[[ Records, beginning ]]

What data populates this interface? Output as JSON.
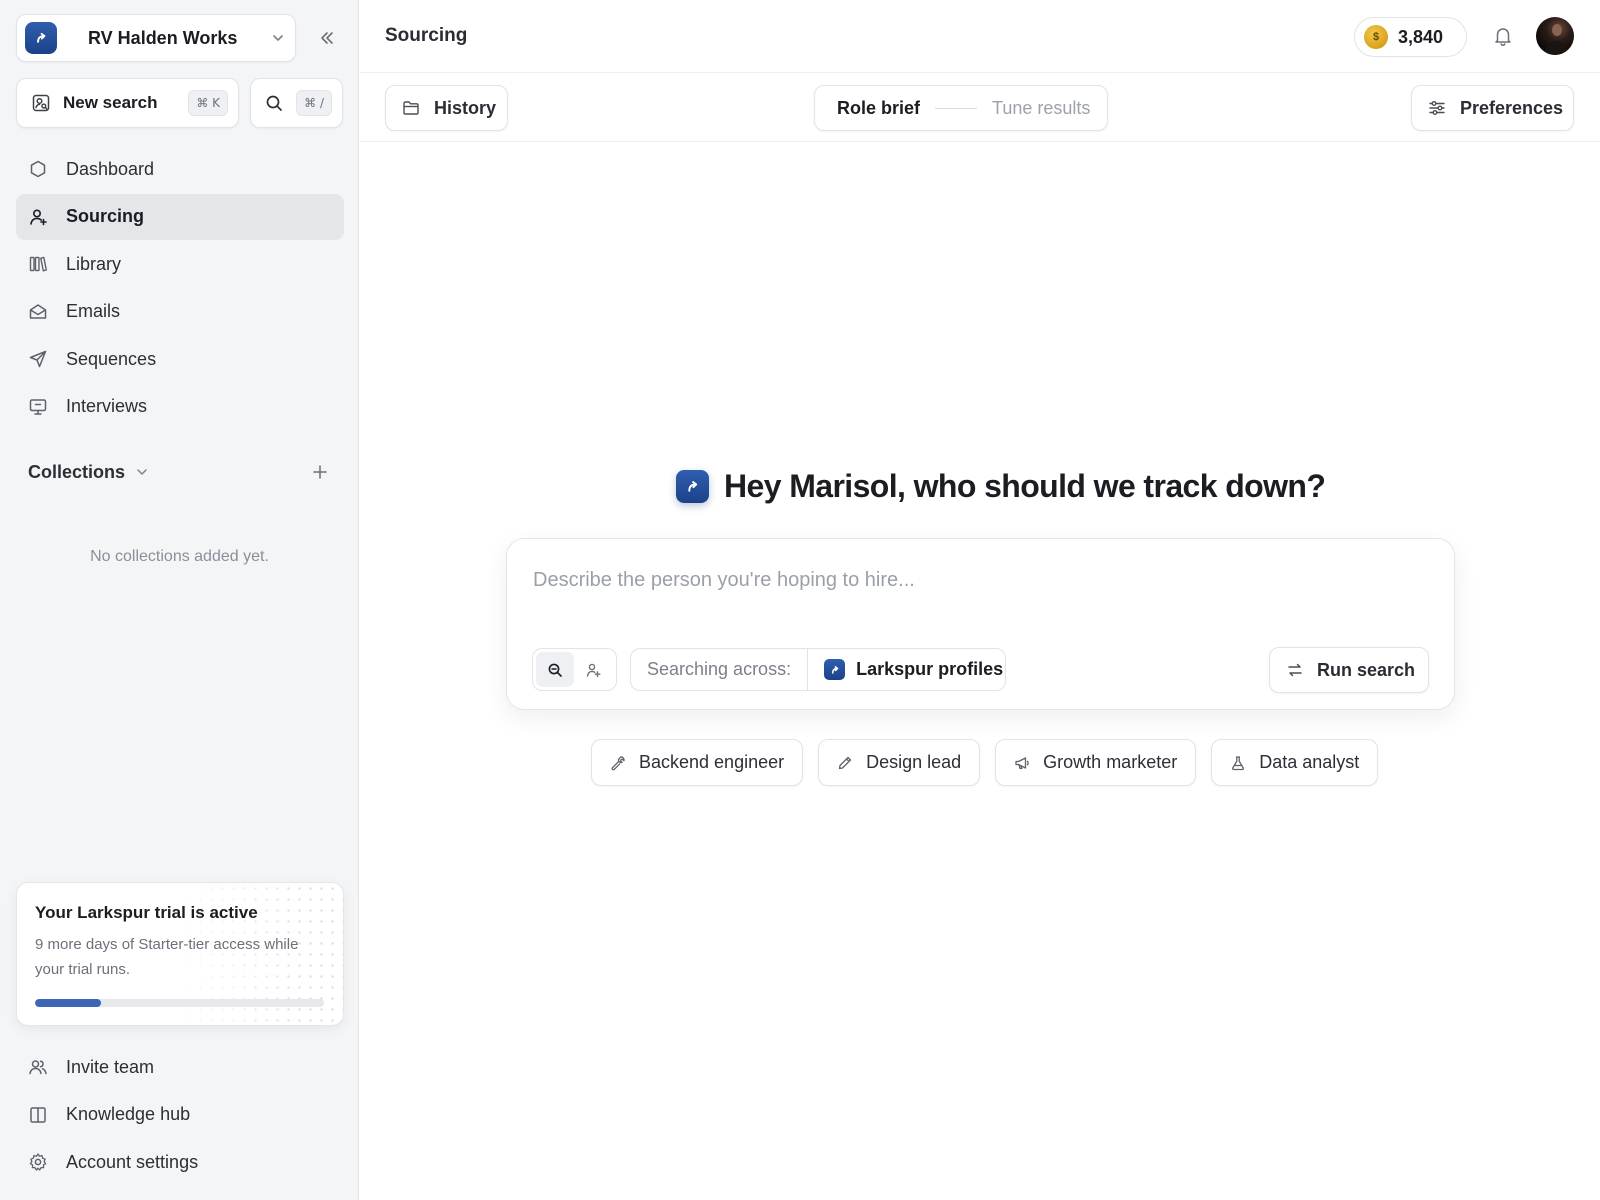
{
  "workspace": {
    "name": "RV Halden Works"
  },
  "sidebar": {
    "new_search": {
      "label": "New search",
      "shortcut": "⌘ K"
    },
    "search": {
      "shortcut": "⌘ /"
    },
    "nav": [
      {
        "label": "Dashboard",
        "icon": "hexagon-icon"
      },
      {
        "label": "Sourcing",
        "icon": "user-icon",
        "active": true
      },
      {
        "label": "Library",
        "icon": "library-icon"
      },
      {
        "label": "Emails",
        "icon": "mail-open-icon"
      },
      {
        "label": "Sequences",
        "icon": "send-icon"
      },
      {
        "label": "Interviews",
        "icon": "monitor-icon"
      }
    ],
    "collections": {
      "title": "Collections",
      "empty": "No collections added yet."
    },
    "trial": {
      "title": "Your Larkspur trial is active",
      "description": "9 more days of Starter-tier access while your trial runs.",
      "progress": 0.23
    },
    "bottom_nav": [
      {
        "label": "Invite team",
        "icon": "users-icon"
      },
      {
        "label": "Knowledge hub",
        "icon": "book-icon"
      },
      {
        "label": "Account settings",
        "icon": "gear-icon"
      }
    ]
  },
  "header": {
    "title": "Sourcing",
    "credits": "3,840",
    "coin_symbol": "$"
  },
  "toolbar": {
    "history": "History",
    "step_1": "Role brief",
    "step_2": "Tune results",
    "preferences": "Preferences"
  },
  "main": {
    "greeting": "Hey Marisol, who should we track down?",
    "prompt_placeholder": "Describe the person you're hoping to hire...",
    "prompt_value": "",
    "searching_label": "Searching across:",
    "source_name": "Larkspur profiles",
    "run_label": "Run search",
    "suggestions": [
      {
        "label": "Backend engineer",
        "icon": "wrench-icon"
      },
      {
        "label": "Design lead",
        "icon": "pencil-icon"
      },
      {
        "label": "Growth marketer",
        "icon": "megaphone-icon"
      },
      {
        "label": "Data analyst",
        "icon": "flask-icon"
      }
    ]
  },
  "colors": {
    "brand": "#2f5fb0",
    "sidebar_bg": "#f4f5f7",
    "active_nav": "#e4e6ea",
    "progress": "#3d67b6",
    "coin": "#d8a21d"
  }
}
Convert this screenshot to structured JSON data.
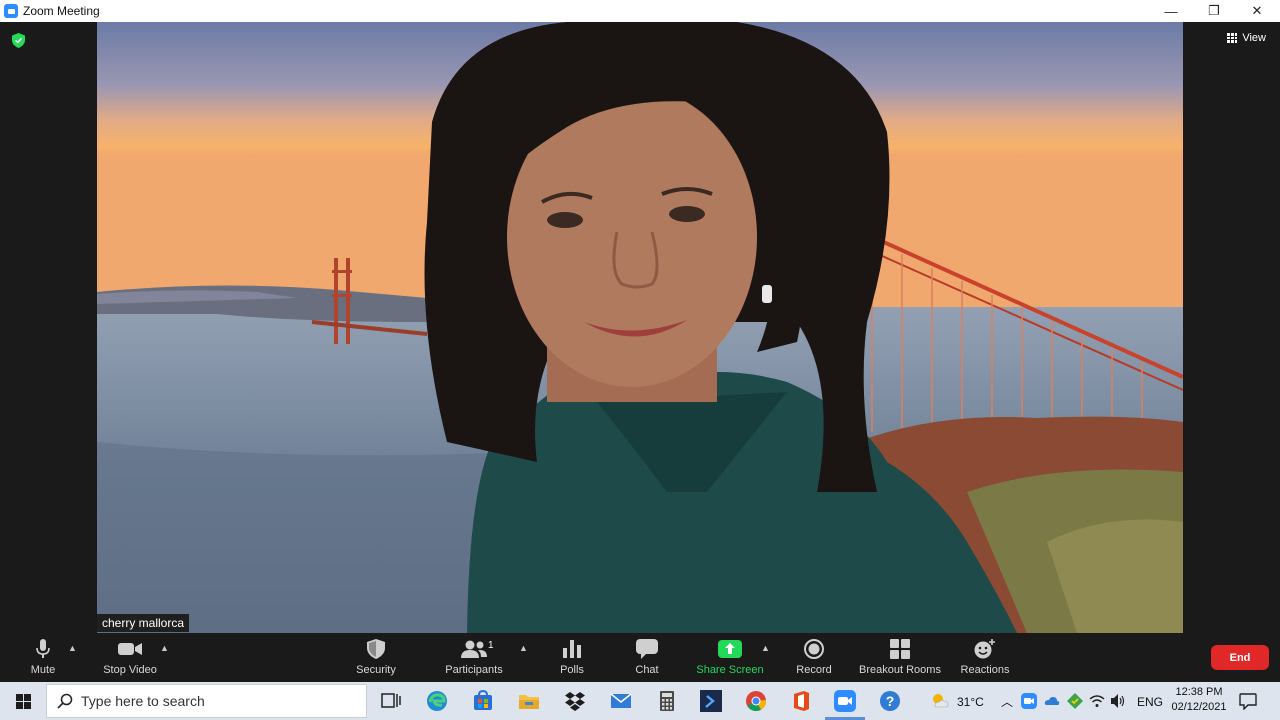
{
  "window": {
    "title": "Zoom Meeting",
    "minimize_glyph": "—",
    "restore_glyph": "❐",
    "close_glyph": "✕"
  },
  "meeting": {
    "view_label": "View",
    "participant_name": "cherry mallorca",
    "shield_color": "#23d959"
  },
  "toolbar": {
    "mute": "Mute",
    "stop_video": "Stop Video",
    "security": "Security",
    "participants": "Participants",
    "participants_count": "1",
    "polls": "Polls",
    "chat": "Chat",
    "share_screen": "Share Screen",
    "record": "Record",
    "breakout_rooms": "Breakout Rooms",
    "reactions": "Reactions",
    "end": "End",
    "end_color": "#e02828",
    "share_color": "#23d959"
  },
  "taskbar": {
    "search_placeholder": "Type here to search",
    "weather": "31°C",
    "language": "ENG",
    "time": "12:38 PM",
    "date": "02/12/2021"
  }
}
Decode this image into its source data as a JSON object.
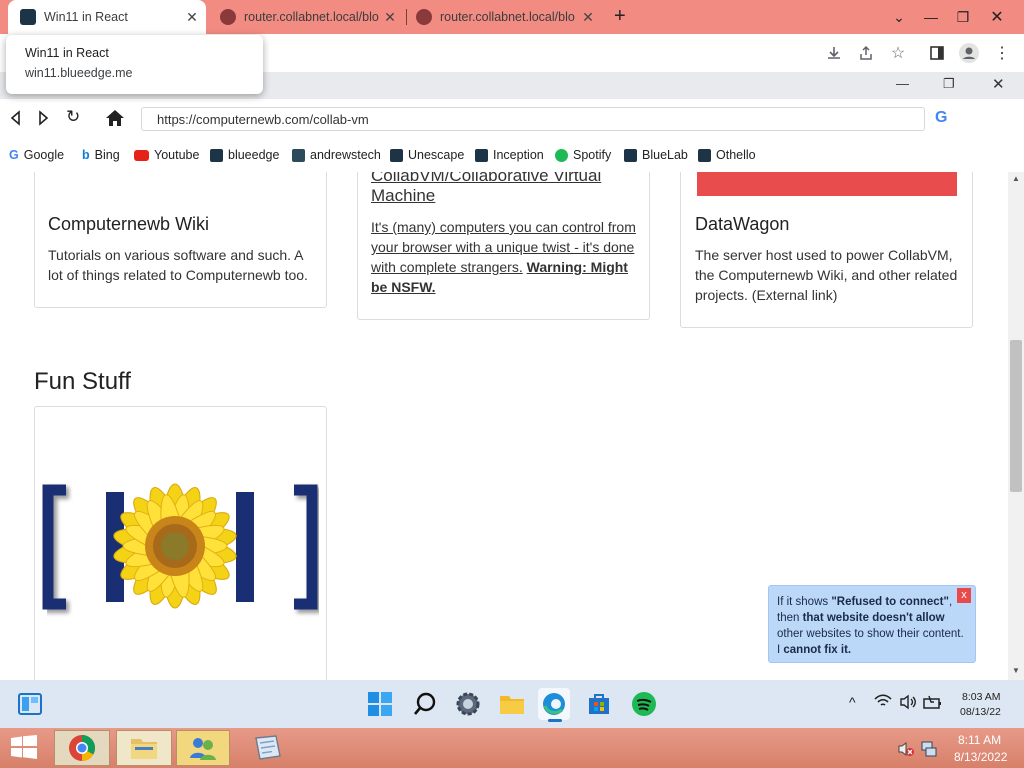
{
  "outer_browser": {
    "tabs": [
      {
        "label": "Win11 in React",
        "active": true
      },
      {
        "label": "router.collabnet.local/blo",
        "active": false
      },
      {
        "label": "router.collabnet.local/blo",
        "active": false
      }
    ],
    "new_tab_symbol": "+"
  },
  "tooltip": {
    "title": "Win11 in React",
    "url": "win11.blueedge.me"
  },
  "inner_browser": {
    "url": "https://computernewb.com/collab-vm",
    "bookmarks": [
      {
        "label": "Google",
        "color": "#4285f4"
      },
      {
        "label": "Bing",
        "color": "#0f7dd8"
      },
      {
        "label": "Youtube",
        "color": "#e62117"
      },
      {
        "label": "blueedge",
        "color": "#1d3447"
      },
      {
        "label": "andrewstech",
        "color": "#2b4a5a"
      },
      {
        "label": "Unescape",
        "color": "#1d3447"
      },
      {
        "label": "Inception",
        "color": "#1d3447"
      },
      {
        "label": "Spotify",
        "color": "#1db954"
      },
      {
        "label": "BlueLab",
        "color": "#1d3447"
      },
      {
        "label": "Othello",
        "color": "#1d3447"
      }
    ]
  },
  "page": {
    "cards": [
      {
        "title": "Computernewb Wiki",
        "text": "Tutorials on various software and such. A lot of things related to Computernewb too."
      },
      {
        "title": "CollabVM/Collaborative Virtual Machine",
        "text": "It's (many) computers you can control from your browser with a unique twist - it's done with complete strangers.",
        "warning": "Warning: Might be NSFW."
      },
      {
        "title": "DataWagon",
        "text": "The server host used to power CollabVM, the Computernewb Wiki, and other related projects. (External link)"
      }
    ],
    "section_title": "Fun Stuff"
  },
  "toast": {
    "text_1": "If it shows ",
    "bold_1": "\"Refused to connect\"",
    "text_2": ", then ",
    "bold_2": "that website doesn't allow",
    "text_3": " other websites to show their content. I ",
    "bold_3": "cannot fix it.",
    "close_label": "x"
  },
  "win11_taskbar": {
    "time": "8:03 AM",
    "date": "08/13/22"
  },
  "xp_taskbar": {
    "time": "8:11 AM",
    "date": "8/13/2022"
  },
  "colors": {
    "tabbar": "#f28b82",
    "datawagon_banner": "#e84c4c",
    "toast_bg": "#bcd8f8"
  }
}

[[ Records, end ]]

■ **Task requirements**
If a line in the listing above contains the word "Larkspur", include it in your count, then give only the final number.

■ **Exercise output**
2